Almost a T’wolve, Richardson reflects on deal that fell apart
MIAMI — There was a point in October when Josh Richardson was waiting for the other snowshoe to drop, anticipating what stood as the cold reality of a potential trade to the Minnesota Timberwolves.
That would have had him in opposing colors for the Timberwolves’ Sunday visit to AmericanAirlines Arena, the final game of a three-game Miami Heat homestand.
“It was an interesting time,” Richardson said.
The negotiations with Minnesota regarding disgruntled guard Jimmy Butler were like few others during the Heat’s 31 seasons, and especially during Pat Riley’s two-plus-decades stewardship of the franchise. The talks became so public that Riley took the unprecedented step of gathering his players to tell them where the negotiations stood and that he was pulling out of further talks.
Butler eventually was dealt to the Philadelphia 76ers for a package that included Dario Saric, Robert Covington and Jerryd Bayless. Along the way, Riley refuted a report that the negotiations had grown so contentious that he cursed out Timberwolves coach and personnel point man Tom Thibodeau.
All the while Richardson’s name was anywhere and everywhere when it came to the speculation, his value increasing along the way through strong preseason play and an early-season emergence.
“When your name is out there like that, I was just ready for whatever happened, really,” Richardson said as the Heat turned
their attention to moving above .500 with a victory over the Timberwolves. “I wanted to stay here. But if a move happened, then I was prepared.”
How prepared? Prepared enough to realize that after being raised in Oklahoma, playing collegiately at Tennessee, and then settling in for his first three seasons in South Florida that a wardrobe makeover might be necessary.
“Edmond gets really cold,” he said of where he was raised in Oklahoma, “but not Minnesota cold. Tennessee got cold, but not Minnesota cold.
“Yeah, I thought about all of that, what I was going to wear.”
For all the strides he had made since being selected at No. 40 in the 2015 NBA draft, Richardson mostly had remained an underthe-radar NBA presence, quiet, reserved, complementary with his play.
And then came the Timberwolves’ desperation to distance themselves from a player who a year earlier had arrived from the Chicago Bulls at the considerable price of Zach LaVine, Kris Dunn and a draft pick that turned into Lauri Markkanen.
With Butler holding the right to become a free agent in July, the Timberwolves hands were somewhat tied, teams not on Butler’s wish list likely to be left with only a rental.
The Heat were among the few teams on that Butler wish list.
And by all accounts, Richardson was high on the Timberwolves’ wish list.
“It was a learning experience,” Richardson said of become a staple of HoopsHype and other NBA speculation mills. “I learned how to handle that and I think I grew from that.”
And, yes, Richardson said, it was gratifying, being more in demand than at perhaps any other time during his basketball career.
“Any time another team wants you is flattering,” he said, “but I wanted to be here.”
The thought was that with Butler the Heat would have the type of leading man to guide them into their next incarnation.
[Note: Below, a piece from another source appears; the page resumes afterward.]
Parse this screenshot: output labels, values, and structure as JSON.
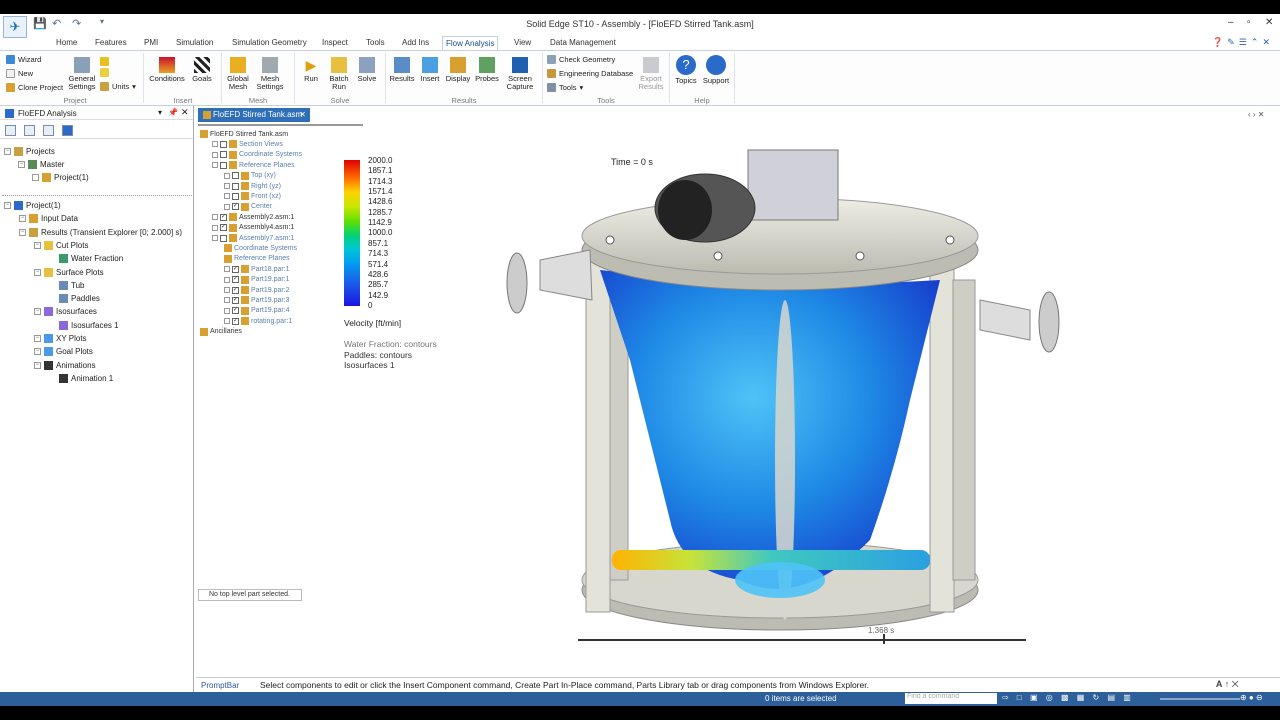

Instead, those keys were handed to Richardson, who thrived at the start of the season, then faded when additional playmaking was put on his plate, but recently has again come around as a reliable scorer.
“I was just hooping, just like I did every night,” he said.
And yet, truth be told, there was a point, before the Butler trade with the 76ers was completed, when Richardson allowed his mind to wander, to consider the possibilities of playing alongside Karl-Anthony Towns, Andrew Wiggins and for Thibodeau, instead of in the opposite colors he will find himself Sunday.
“Yeah, yeah, yeah, I definitely did at some point,” Richardson admitted. “Like, ‘Where would I fit?’ and, ‘How would I play around those guys?’ But in any situation you have to be prepared for things like that. I was preparing myself, really.”
Cavaliers guard Collin Sexton tries to drive past Heat guard Josh Richardson during the first half Friday in Miami. Richardson and the Heat host the Timberwolves on Sunday.